WHAT THE TASK ASKS
Tally up the lines below with "true" in them. Answer with the number only.

•••

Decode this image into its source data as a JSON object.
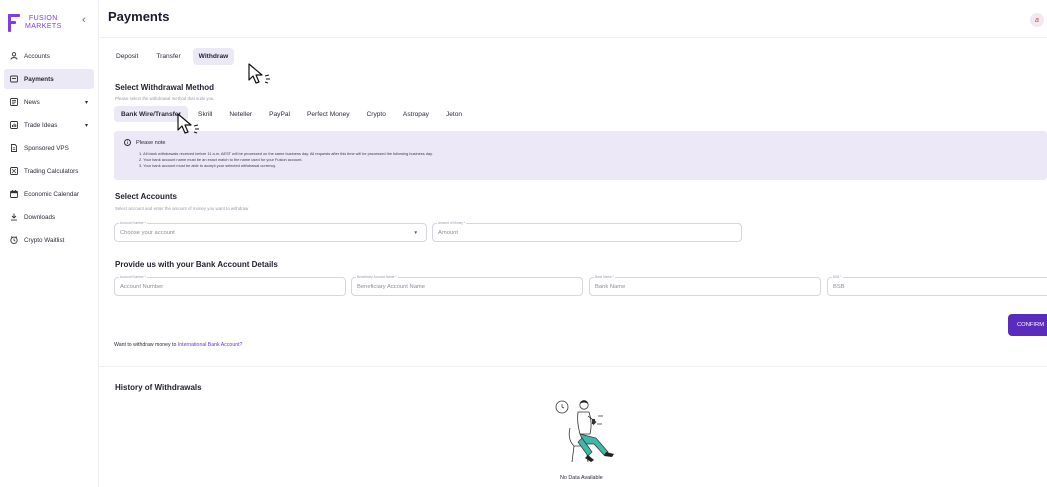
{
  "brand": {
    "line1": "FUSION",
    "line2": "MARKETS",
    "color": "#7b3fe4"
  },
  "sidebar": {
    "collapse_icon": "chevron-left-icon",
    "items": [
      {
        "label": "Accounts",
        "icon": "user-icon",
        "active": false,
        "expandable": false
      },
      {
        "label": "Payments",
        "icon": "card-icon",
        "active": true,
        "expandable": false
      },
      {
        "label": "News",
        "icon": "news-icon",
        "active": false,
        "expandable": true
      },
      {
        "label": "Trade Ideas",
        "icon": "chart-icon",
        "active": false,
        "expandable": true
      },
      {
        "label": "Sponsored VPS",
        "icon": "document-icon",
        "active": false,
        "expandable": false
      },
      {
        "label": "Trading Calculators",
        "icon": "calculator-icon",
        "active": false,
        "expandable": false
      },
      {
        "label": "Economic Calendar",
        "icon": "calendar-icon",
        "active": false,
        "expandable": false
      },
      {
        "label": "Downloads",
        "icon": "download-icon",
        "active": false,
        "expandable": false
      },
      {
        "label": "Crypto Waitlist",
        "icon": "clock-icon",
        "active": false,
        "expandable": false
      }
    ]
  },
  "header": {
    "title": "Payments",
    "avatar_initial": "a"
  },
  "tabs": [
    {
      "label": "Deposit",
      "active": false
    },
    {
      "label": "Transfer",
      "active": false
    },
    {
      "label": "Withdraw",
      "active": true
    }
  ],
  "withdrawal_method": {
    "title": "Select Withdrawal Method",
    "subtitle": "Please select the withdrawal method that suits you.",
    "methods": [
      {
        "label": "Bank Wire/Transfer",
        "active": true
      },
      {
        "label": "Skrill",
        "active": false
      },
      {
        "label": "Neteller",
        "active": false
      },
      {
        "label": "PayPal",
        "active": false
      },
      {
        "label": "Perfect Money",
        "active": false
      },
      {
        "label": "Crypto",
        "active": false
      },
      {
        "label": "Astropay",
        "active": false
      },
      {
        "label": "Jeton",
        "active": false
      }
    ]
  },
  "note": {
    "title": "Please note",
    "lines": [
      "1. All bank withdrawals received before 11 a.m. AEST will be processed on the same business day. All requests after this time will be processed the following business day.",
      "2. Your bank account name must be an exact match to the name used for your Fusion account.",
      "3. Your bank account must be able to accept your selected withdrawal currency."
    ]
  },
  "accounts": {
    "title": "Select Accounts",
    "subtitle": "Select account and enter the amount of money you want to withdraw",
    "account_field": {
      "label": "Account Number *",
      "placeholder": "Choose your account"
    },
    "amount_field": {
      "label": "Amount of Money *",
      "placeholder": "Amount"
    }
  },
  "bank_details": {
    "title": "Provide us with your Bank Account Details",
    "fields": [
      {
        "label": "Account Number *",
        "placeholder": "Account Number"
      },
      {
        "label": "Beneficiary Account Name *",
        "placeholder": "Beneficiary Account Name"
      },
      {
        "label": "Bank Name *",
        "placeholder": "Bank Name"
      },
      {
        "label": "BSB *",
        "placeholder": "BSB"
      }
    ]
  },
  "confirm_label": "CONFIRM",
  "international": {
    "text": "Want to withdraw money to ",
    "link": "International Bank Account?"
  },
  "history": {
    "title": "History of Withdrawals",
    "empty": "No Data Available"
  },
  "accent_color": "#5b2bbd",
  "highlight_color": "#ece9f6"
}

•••

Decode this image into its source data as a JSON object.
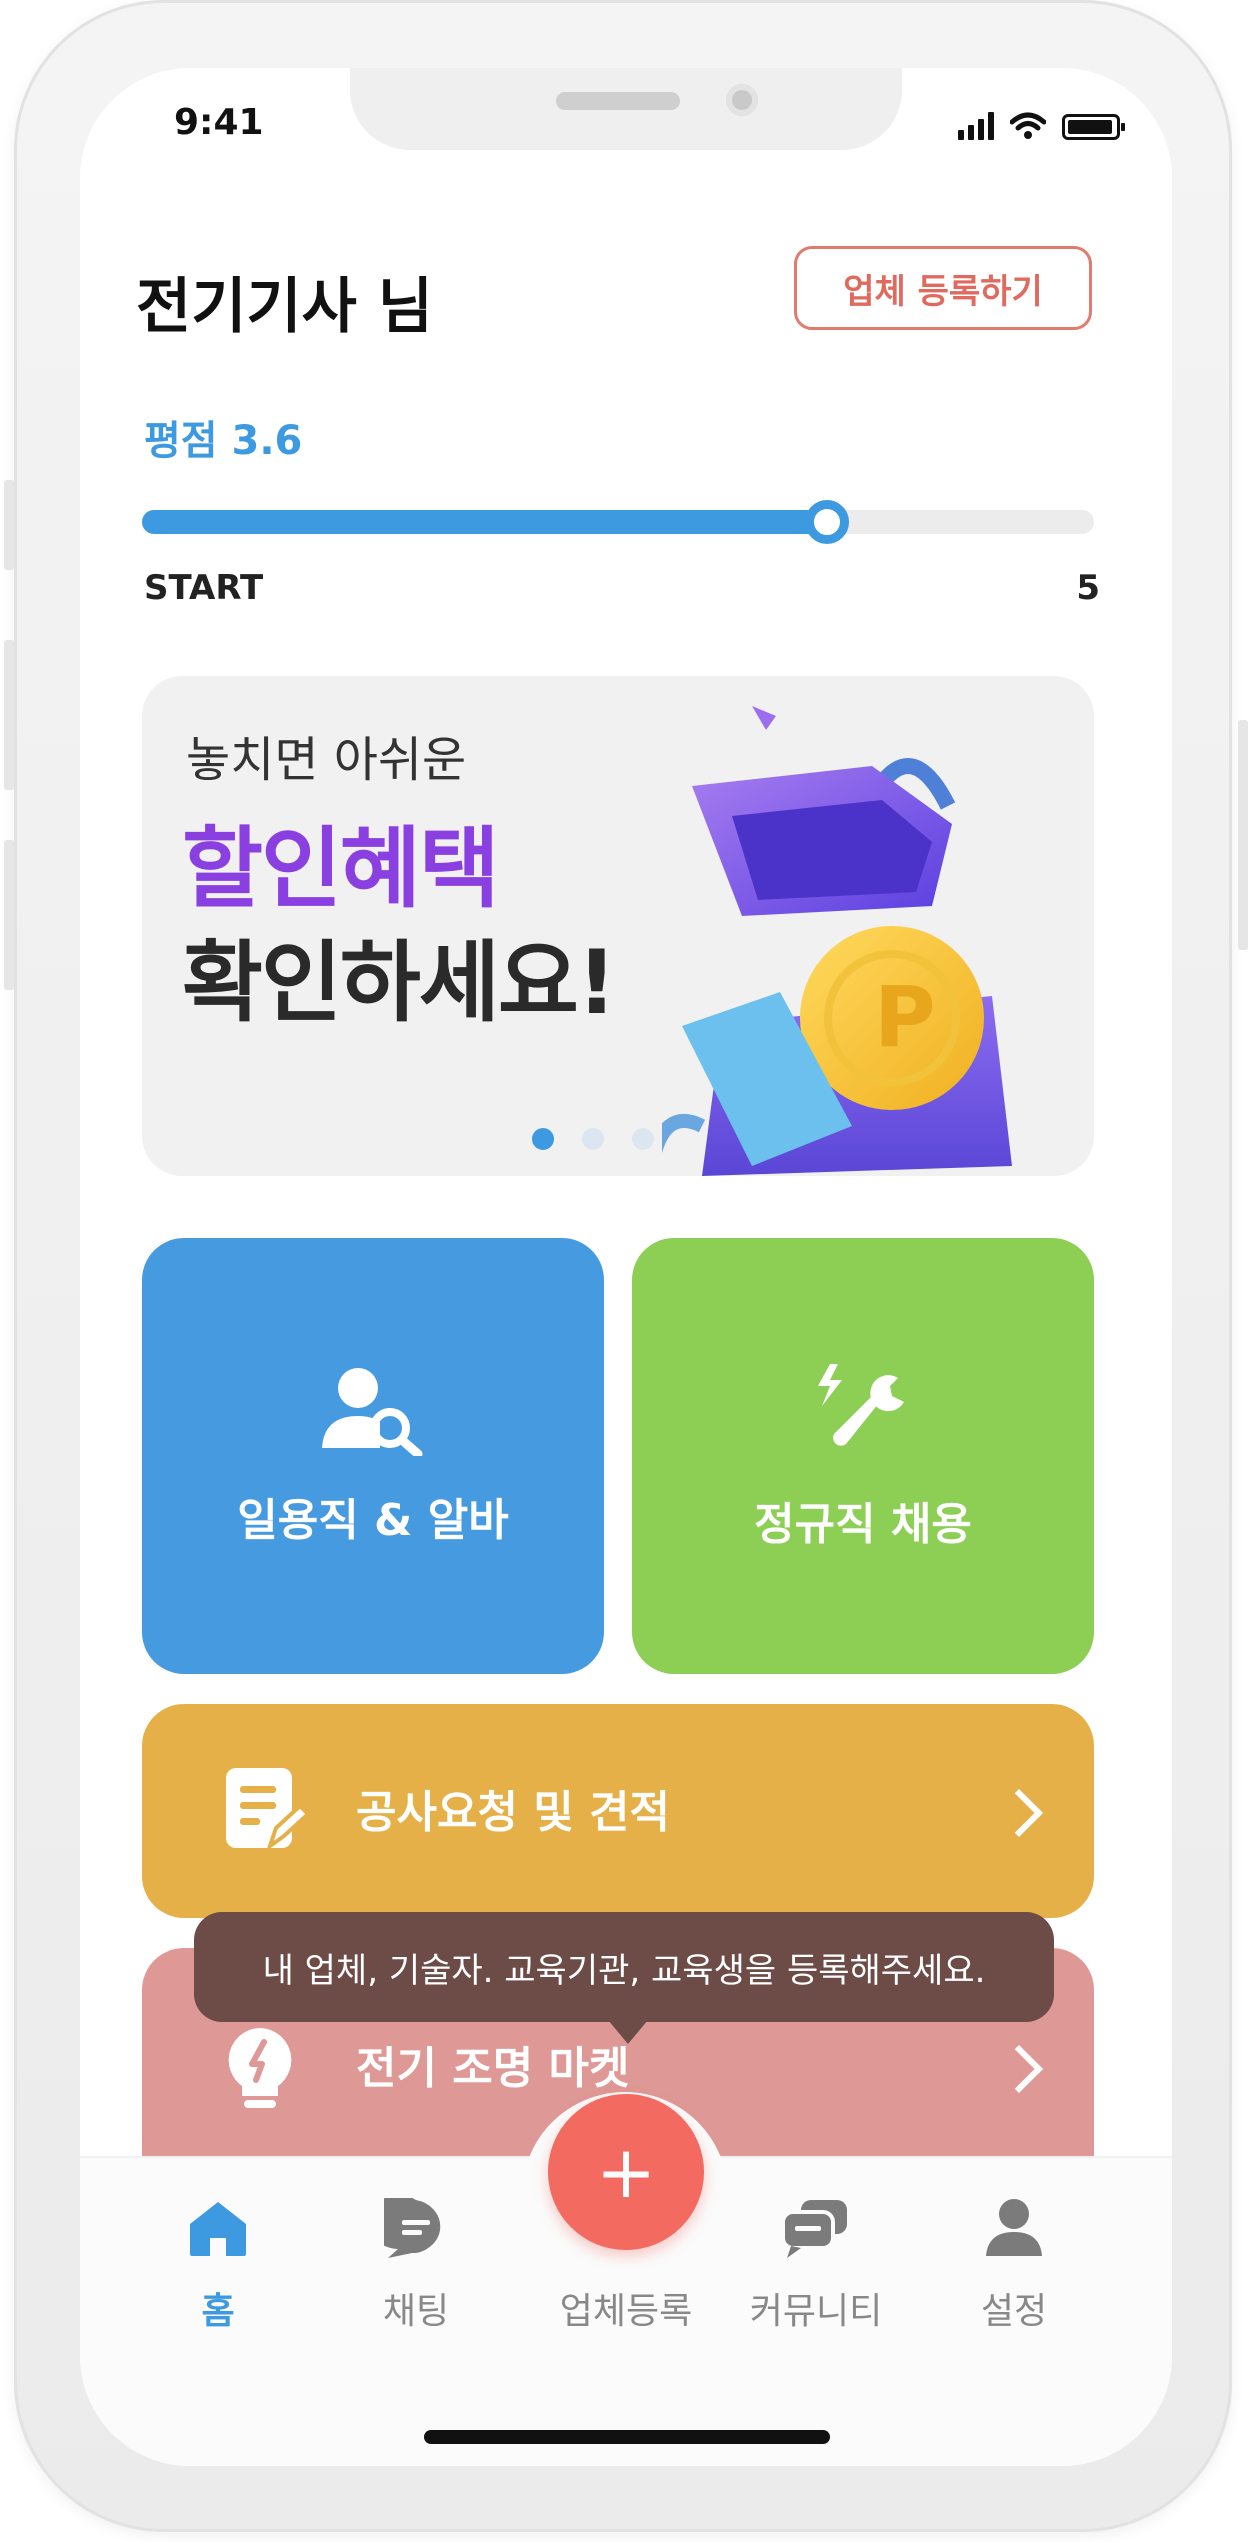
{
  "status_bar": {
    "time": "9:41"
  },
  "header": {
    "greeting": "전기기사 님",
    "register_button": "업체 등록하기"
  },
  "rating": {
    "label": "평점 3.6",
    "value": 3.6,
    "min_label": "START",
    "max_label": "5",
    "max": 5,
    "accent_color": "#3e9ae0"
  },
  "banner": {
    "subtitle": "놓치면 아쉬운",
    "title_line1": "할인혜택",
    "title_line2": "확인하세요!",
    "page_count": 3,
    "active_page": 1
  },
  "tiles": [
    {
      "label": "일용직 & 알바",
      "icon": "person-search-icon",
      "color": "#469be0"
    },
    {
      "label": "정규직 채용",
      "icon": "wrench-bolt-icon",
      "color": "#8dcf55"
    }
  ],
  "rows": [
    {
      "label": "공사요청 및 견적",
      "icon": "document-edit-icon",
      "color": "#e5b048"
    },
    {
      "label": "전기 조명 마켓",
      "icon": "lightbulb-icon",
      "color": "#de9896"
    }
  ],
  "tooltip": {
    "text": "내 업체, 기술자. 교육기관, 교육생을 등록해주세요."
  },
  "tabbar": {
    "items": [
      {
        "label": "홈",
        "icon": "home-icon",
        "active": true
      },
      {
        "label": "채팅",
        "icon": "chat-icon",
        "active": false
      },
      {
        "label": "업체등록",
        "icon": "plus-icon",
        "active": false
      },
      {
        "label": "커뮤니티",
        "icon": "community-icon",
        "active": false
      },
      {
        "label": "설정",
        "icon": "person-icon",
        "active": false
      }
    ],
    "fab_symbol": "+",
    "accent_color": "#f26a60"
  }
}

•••

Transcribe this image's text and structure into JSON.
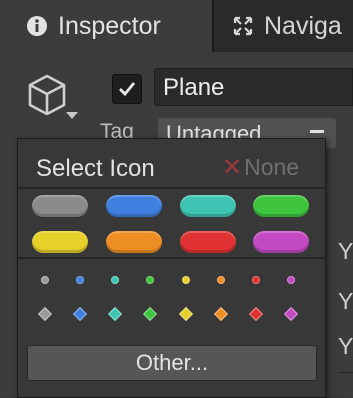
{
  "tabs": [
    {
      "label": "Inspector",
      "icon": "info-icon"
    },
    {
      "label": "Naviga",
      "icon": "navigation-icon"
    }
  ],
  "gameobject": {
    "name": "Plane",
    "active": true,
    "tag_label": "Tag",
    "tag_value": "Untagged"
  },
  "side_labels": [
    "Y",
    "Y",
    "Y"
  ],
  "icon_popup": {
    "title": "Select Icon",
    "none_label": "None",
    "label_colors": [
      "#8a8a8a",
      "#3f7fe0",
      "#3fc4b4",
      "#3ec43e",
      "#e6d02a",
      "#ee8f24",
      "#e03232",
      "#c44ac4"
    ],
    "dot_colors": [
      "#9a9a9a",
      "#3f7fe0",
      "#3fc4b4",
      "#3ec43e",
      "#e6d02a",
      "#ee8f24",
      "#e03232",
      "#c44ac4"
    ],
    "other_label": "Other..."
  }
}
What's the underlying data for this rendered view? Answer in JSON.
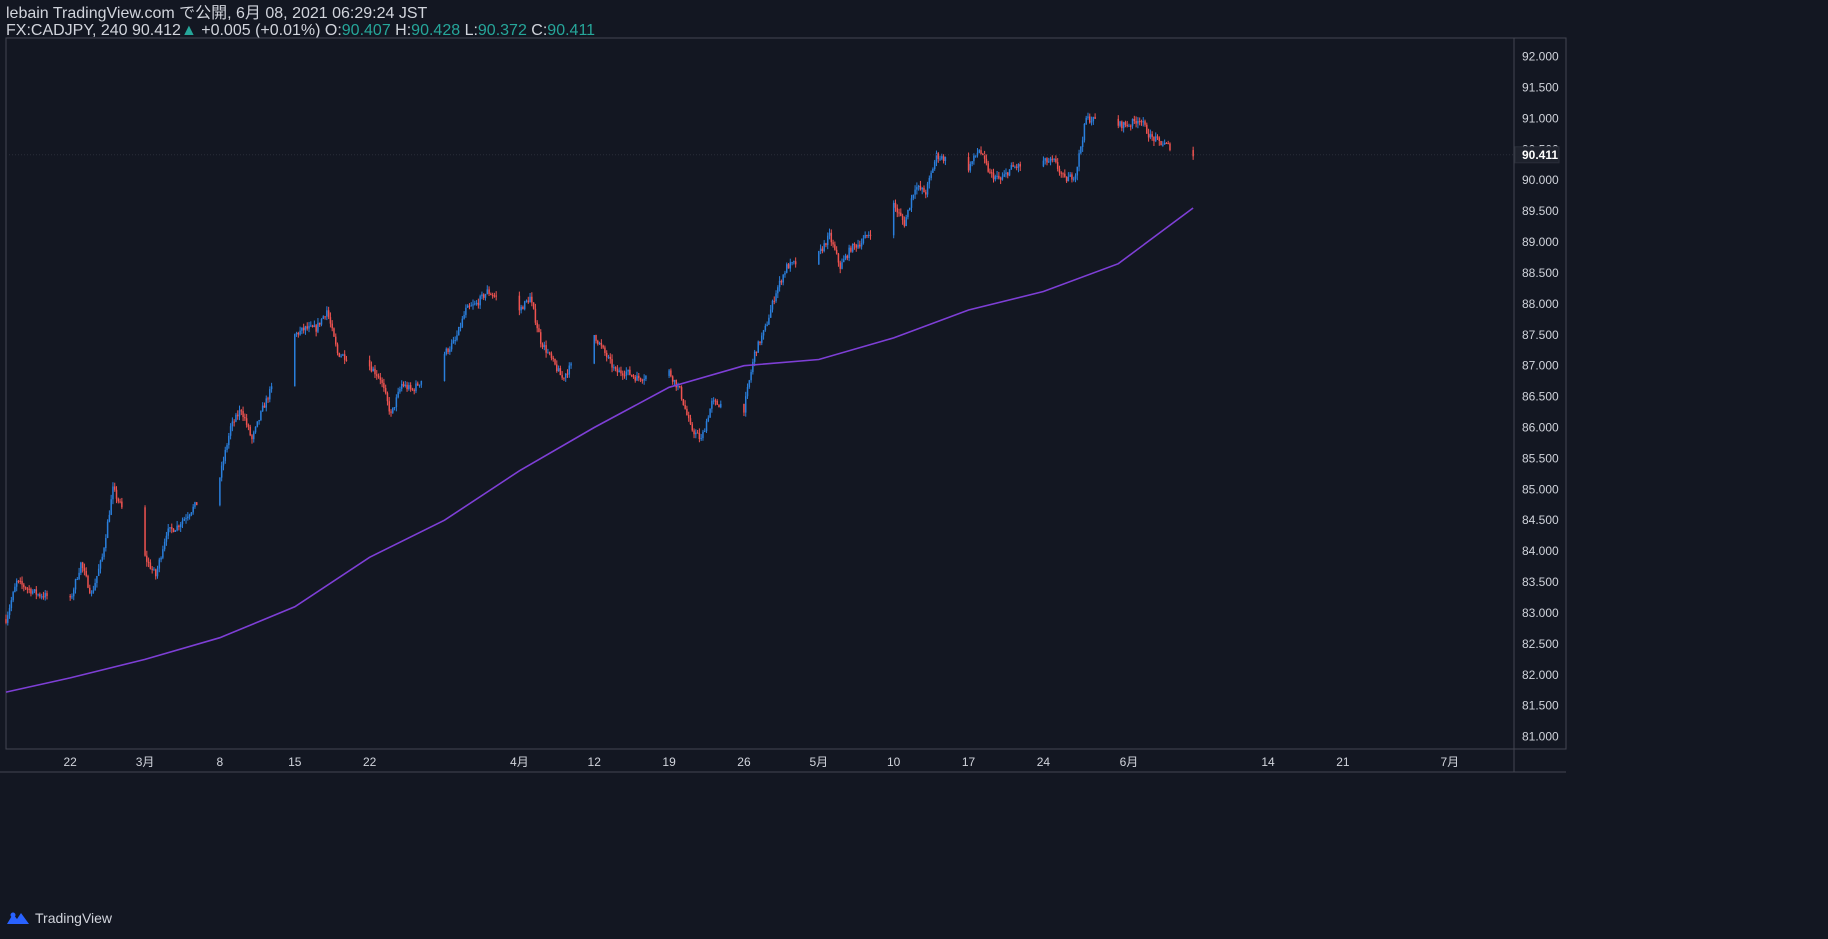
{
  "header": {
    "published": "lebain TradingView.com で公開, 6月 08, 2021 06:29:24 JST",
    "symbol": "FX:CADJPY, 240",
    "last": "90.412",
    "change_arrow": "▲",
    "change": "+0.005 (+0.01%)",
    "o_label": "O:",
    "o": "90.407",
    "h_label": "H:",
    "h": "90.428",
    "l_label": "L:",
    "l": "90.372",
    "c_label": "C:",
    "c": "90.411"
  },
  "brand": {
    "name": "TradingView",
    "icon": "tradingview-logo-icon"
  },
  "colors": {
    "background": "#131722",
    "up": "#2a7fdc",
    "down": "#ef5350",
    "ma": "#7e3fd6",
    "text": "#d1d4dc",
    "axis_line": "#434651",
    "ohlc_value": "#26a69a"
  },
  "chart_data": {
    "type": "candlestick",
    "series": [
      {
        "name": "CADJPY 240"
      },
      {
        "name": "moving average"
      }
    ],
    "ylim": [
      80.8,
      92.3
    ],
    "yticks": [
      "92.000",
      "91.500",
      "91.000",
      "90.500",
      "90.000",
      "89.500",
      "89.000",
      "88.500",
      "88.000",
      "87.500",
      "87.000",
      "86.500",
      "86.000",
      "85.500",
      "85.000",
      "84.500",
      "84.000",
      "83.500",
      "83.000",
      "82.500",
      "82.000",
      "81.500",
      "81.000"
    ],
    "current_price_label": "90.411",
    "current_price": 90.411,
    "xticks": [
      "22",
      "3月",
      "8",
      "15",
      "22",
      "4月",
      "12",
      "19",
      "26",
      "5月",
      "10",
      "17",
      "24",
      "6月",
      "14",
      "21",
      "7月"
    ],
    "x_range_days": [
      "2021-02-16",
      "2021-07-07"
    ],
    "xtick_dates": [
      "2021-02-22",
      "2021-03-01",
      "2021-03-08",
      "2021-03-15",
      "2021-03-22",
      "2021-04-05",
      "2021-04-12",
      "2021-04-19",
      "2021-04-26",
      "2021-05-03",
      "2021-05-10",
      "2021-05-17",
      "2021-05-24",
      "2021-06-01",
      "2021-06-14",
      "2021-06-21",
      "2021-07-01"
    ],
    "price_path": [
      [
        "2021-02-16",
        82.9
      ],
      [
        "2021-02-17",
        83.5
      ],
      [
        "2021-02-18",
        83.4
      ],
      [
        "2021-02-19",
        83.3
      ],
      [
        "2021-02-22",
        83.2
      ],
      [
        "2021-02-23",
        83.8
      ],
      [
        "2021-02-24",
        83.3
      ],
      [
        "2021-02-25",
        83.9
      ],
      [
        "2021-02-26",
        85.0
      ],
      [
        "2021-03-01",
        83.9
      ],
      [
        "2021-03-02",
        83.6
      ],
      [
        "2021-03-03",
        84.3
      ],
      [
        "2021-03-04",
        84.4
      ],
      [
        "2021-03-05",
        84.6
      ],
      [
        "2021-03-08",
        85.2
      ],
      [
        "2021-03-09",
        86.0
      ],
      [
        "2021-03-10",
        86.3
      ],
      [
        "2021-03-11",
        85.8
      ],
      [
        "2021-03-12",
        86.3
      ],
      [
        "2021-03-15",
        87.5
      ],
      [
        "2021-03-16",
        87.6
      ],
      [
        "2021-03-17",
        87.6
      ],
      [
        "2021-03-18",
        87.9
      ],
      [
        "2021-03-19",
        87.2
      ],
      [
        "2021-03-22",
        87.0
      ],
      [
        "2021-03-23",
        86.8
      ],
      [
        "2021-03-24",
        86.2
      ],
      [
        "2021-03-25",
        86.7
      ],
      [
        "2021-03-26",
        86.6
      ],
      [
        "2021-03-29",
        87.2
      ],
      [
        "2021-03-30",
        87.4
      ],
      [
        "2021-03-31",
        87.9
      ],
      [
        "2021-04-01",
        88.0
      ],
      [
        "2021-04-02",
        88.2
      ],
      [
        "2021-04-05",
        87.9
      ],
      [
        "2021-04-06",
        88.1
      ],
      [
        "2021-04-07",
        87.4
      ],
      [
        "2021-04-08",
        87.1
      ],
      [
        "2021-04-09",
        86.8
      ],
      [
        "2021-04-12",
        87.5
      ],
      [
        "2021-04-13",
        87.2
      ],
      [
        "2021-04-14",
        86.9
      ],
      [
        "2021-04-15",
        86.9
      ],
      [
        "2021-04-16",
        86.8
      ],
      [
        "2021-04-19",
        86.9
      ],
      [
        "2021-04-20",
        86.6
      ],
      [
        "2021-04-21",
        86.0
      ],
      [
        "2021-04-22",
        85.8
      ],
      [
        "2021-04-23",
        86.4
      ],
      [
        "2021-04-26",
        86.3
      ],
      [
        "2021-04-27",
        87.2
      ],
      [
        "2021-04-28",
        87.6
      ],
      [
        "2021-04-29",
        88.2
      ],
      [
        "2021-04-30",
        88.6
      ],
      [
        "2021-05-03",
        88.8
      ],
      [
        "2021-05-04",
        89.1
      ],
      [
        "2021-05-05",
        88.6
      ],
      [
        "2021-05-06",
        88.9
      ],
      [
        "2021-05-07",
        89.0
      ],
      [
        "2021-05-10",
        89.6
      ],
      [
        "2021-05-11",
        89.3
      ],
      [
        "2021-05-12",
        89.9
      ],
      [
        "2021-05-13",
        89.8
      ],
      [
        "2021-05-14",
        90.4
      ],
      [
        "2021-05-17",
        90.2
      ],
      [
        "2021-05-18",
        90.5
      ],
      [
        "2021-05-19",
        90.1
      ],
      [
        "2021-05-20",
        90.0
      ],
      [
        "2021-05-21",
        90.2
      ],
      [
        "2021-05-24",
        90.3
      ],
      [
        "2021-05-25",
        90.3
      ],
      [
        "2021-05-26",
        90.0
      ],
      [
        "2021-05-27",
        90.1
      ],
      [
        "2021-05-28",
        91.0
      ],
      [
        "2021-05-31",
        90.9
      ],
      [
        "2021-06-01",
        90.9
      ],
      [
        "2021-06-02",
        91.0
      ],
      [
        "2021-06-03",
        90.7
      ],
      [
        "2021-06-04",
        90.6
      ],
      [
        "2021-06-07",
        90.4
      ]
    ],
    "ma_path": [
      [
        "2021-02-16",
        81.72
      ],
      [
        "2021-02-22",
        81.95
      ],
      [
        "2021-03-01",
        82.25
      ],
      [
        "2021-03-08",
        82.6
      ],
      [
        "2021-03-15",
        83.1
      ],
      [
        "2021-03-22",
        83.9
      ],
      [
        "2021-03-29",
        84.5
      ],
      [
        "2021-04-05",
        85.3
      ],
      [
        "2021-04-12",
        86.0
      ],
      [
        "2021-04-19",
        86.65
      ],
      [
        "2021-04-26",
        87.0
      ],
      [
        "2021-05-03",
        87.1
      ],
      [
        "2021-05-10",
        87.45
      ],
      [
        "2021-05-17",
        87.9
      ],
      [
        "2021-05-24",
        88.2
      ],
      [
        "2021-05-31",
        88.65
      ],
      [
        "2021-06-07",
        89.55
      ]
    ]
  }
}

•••

OUTPUT FOR THIS TASK
7